What the exercise asks -
Although the listing contains pictures, reproduce only its text, exactly as written.

Dataset records -

::::::::::

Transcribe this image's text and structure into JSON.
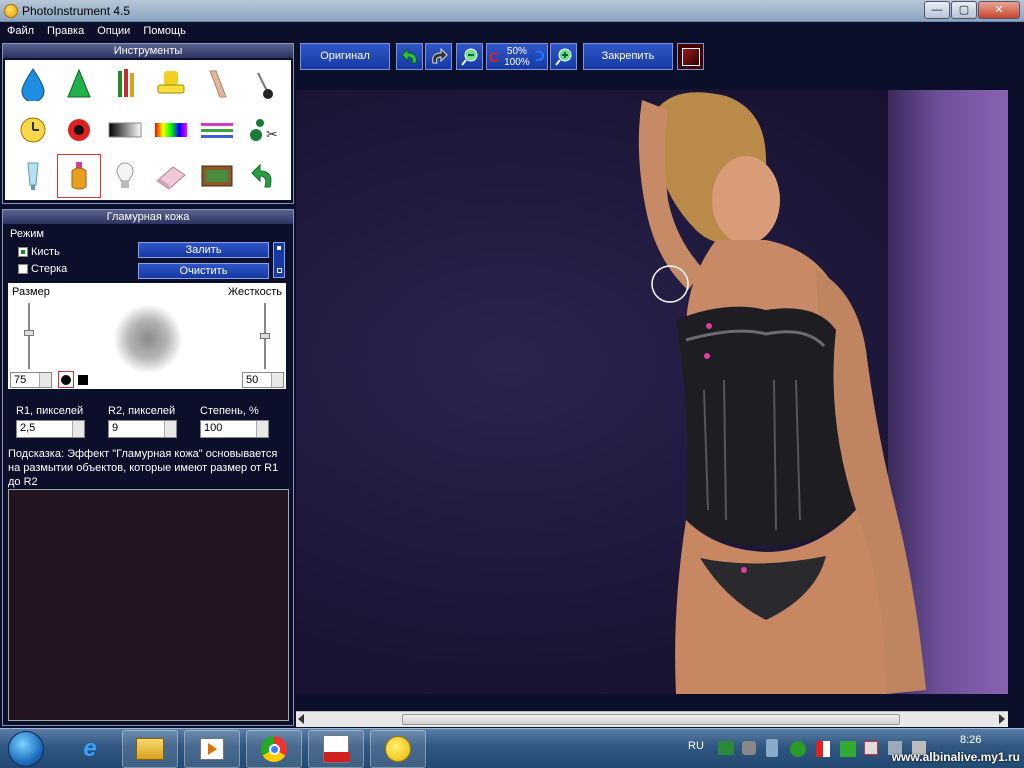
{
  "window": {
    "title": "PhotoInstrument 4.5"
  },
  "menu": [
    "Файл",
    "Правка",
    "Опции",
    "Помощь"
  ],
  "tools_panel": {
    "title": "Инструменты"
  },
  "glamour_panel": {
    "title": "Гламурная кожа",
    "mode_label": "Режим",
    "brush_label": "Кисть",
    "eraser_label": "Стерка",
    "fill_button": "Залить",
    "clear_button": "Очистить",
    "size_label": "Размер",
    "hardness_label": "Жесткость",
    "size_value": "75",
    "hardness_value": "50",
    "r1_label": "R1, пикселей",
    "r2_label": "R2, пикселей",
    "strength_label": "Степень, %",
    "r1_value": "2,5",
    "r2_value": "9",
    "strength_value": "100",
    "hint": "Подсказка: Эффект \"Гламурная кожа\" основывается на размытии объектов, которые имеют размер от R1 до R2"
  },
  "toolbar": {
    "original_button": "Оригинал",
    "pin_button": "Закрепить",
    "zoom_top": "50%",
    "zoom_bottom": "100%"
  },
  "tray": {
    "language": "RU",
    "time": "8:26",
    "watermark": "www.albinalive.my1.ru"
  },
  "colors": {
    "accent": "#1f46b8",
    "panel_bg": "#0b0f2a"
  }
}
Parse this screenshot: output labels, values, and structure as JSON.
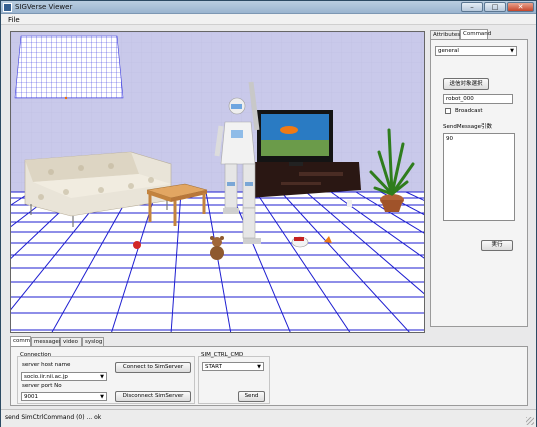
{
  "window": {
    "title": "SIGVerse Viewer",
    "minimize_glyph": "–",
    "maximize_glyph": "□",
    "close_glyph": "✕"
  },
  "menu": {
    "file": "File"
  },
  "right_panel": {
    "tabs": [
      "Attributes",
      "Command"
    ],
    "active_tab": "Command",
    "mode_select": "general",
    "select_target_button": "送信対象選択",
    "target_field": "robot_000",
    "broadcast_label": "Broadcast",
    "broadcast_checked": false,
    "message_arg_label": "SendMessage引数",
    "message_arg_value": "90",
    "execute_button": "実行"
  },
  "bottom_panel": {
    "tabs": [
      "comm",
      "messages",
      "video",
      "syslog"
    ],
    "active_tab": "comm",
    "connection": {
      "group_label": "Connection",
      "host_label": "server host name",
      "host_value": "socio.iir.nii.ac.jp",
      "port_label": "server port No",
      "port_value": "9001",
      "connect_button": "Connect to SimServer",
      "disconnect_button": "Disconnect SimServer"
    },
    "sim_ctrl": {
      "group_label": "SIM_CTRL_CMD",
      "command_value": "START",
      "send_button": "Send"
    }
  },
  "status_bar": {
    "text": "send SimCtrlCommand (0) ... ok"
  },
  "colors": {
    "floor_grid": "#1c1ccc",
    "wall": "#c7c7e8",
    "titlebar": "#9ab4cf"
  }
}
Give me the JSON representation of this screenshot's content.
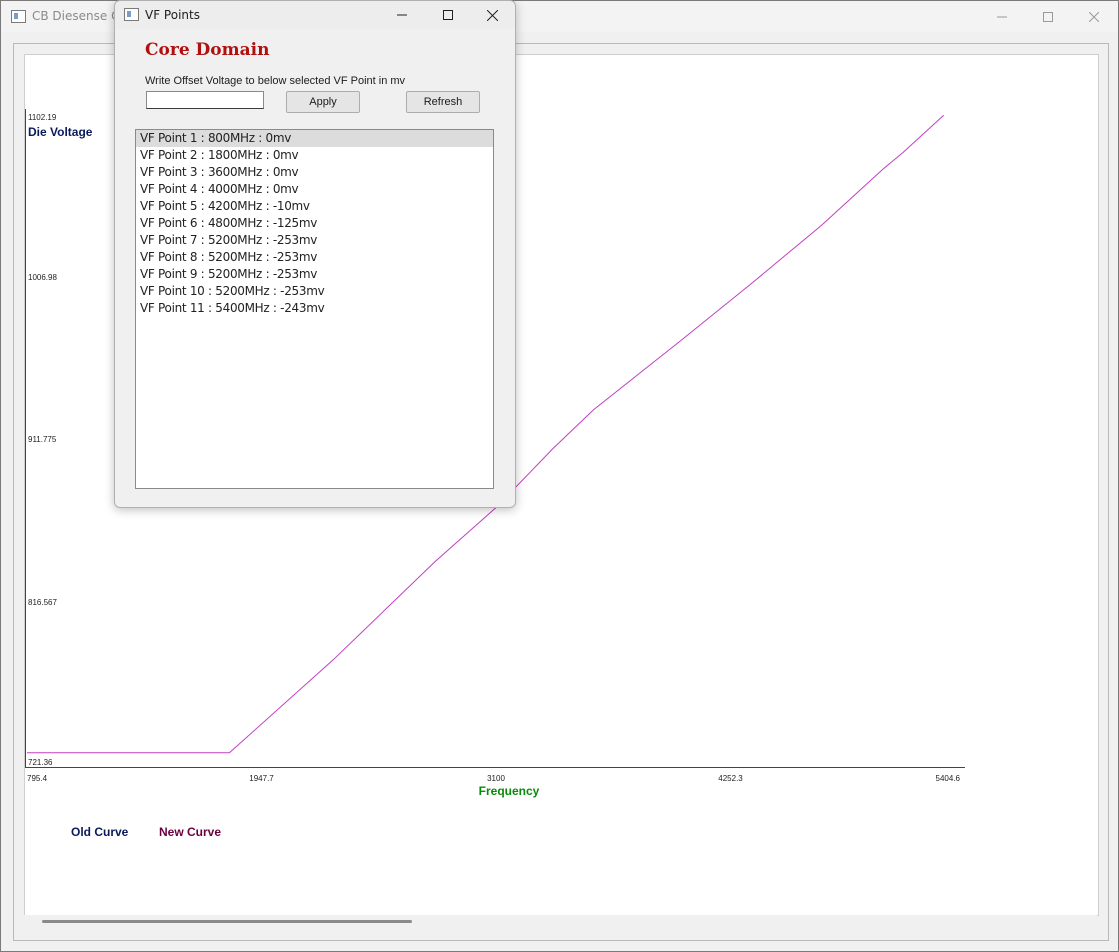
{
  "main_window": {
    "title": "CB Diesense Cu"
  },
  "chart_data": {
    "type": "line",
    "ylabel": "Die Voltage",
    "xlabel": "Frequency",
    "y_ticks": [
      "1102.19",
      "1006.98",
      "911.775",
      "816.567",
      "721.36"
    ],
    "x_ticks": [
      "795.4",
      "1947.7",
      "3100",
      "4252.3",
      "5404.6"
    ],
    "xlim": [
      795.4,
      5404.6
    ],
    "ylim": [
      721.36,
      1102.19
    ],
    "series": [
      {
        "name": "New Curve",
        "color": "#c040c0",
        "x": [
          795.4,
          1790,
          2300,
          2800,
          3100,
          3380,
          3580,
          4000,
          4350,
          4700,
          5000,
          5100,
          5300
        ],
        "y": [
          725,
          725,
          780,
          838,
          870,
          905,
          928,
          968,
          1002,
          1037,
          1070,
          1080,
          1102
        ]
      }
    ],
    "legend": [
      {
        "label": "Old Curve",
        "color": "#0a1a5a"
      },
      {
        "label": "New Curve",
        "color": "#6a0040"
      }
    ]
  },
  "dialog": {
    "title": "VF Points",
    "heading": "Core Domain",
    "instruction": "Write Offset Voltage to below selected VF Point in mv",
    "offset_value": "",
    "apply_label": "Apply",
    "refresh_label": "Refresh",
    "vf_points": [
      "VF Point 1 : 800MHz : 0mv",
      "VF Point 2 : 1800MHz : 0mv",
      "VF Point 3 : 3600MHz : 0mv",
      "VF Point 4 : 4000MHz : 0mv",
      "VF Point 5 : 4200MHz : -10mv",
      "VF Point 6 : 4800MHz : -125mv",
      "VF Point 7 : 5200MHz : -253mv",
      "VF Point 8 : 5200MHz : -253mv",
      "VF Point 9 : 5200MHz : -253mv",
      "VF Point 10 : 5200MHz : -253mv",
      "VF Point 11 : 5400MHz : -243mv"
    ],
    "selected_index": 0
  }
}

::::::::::

Written solution -
Transcribe this image's text and structure into JSON.
{
  "window": {
    "title": "PhotoInstrument 4.5"
  },
  "menu": [
    "Файл",
    "Правка",
    "Опции",
    "Помощь"
  ],
  "tools_panel": {
    "title": "Инструменты"
  },
  "glamour_panel": {
    "title": "Гламурная кожа",
    "mode_label": "Режим",
    "brush_label": "Кисть",
    "eraser_label": "Стерка",
    "fill_button": "Залить",
    "clear_button": "Очистить",
    "size_label": "Размер",
    "hardness_label": "Жесткость",
    "size_value": "75",
    "hardness_value": "50",
    "r1_label": "R1, пикселей",
    "r2_label": "R2, пикселей",
    "strength_label": "Степень, %",
    "r1_value": "2,5",
    "r2_value": "9",
    "strength_value": "100",
    "hint": "Подсказка: Эффект \"Гламурная кожа\" основывается на размытии объектов, которые имеют размер от R1 до R2"
  },
  "toolbar": {
    "original_button": "Оригинал",
    "pin_button": "Закрепить",
    "zoom_top": "50%",
    "zoom_bottom": "100%"
  },
  "tray": {
    "language": "RU",
    "time": "8:26",
    "watermark": "www.albinalive.my1.ru"
  },
  "colors": {
    "accent": "#1f46b8",
    "panel_bg": "#0b0f2a"
  }
}
Parse this screenshot: output labels, values, and structure as JSON.
{
  "window": {
    "title": "SIGVerse Viewer",
    "minimize_glyph": "–",
    "maximize_glyph": "□",
    "close_glyph": "✕"
  },
  "menu": {
    "file": "File"
  },
  "right_panel": {
    "tabs": [
      "Attributes",
      "Command"
    ],
    "active_tab": "Command",
    "mode_select": "general",
    "select_target_button": "送信対象選択",
    "target_field": "robot_000",
    "broadcast_label": "Broadcast",
    "broadcast_checked": false,
    "message_arg_label": "SendMessage引数",
    "message_arg_value": "90",
    "execute_button": "実行"
  },
  "bottom_panel": {
    "tabs": [
      "comm",
      "messages",
      "video",
      "syslog"
    ],
    "active_tab": "comm",
    "connection": {
      "group_label": "Connection",
      "host_label": "server host name",
      "host_value": "socio.iir.nii.ac.jp",
      "port_label": "server port No",
      "port_value": "9001",
      "connect_button": "Connect to SimServer",
      "disconnect_button": "Disconnect SimServer"
    },
    "sim_ctrl": {
      "group_label": "SIM_CTRL_CMD",
      "command_value": "START",
      "send_button": "Send"
    }
  },
  "status_bar": {
    "text": "send SimCtrlCommand (0) ... ok"
  },
  "colors": {
    "floor_grid": "#1c1ccc",
    "wall": "#c7c7e8",
    "titlebar": "#9ab4cf"
  }
}
Give me the JSON representation of this screenshot's content.
{
  "main_window": {
    "title": "CB Diesense Cu"
  },
  "chart_data": {
    "type": "line",
    "ylabel": "Die Voltage",
    "xlabel": "Frequency",
    "y_ticks": [
      "1102.19",
      "1006.98",
      "911.775",
      "816.567",
      "721.36"
    ],
    "x_ticks": [
      "795.4",
      "1947.7",
      "3100",
      "4252.3",
      "5404.6"
    ],
    "xlim": [
      795.4,
      5404.6
    ],
    "ylim": [
      721.36,
      1102.19
    ],
    "series": [
      {
        "name": "New Curve",
        "color": "#c040c0",
        "x": [
          795.4,
          1790,
          2300,
          2800,
          3100,
          3380,
          3580,
          4000,
          4350,
          4700,
          5000,
          5100,
          5300
        ],
        "y": [
          725,
          725,
          780,
          838,
          870,
          905,
          928,
          968,
          1002,
          1037,
          1070,
          1080,
          1102
        ]
      }
    ],
    "legend": [
      {
        "label": "Old Curve",
        "color": "#0a1a5a"
      },
      {
        "label": "New Curve",
        "color": "#6a0040"
      }
    ]
  },
  "dialog": {
    "title": "VF Points",
    "heading": "Core Domain",
    "instruction": "Write Offset Voltage to below selected VF Point in mv",
    "offset_value": "",
    "apply_label": "Apply",
    "refresh_label": "Refresh",
    "vf_points": [
      "VF Point 1 : 800MHz : 0mv",
      "VF Point 2 : 1800MHz : 0mv",
      "VF Point 3 : 3600MHz : 0mv",
      "VF Point 4 : 4000MHz : 0mv",
      "VF Point 5 : 4200MHz : -10mv",
      "VF Point 6 : 4800MHz : -125mv",
      "VF Point 7 : 5200MHz : -253mv",
      "VF Point 8 : 5200MHz : -253mv",
      "VF Point 9 : 5200MHz : -253mv",
      "VF Point 10 : 5200MHz : -253mv",
      "VF Point 11 : 5400MHz : -243mv"
    ],
    "selected_index": 0
  }
}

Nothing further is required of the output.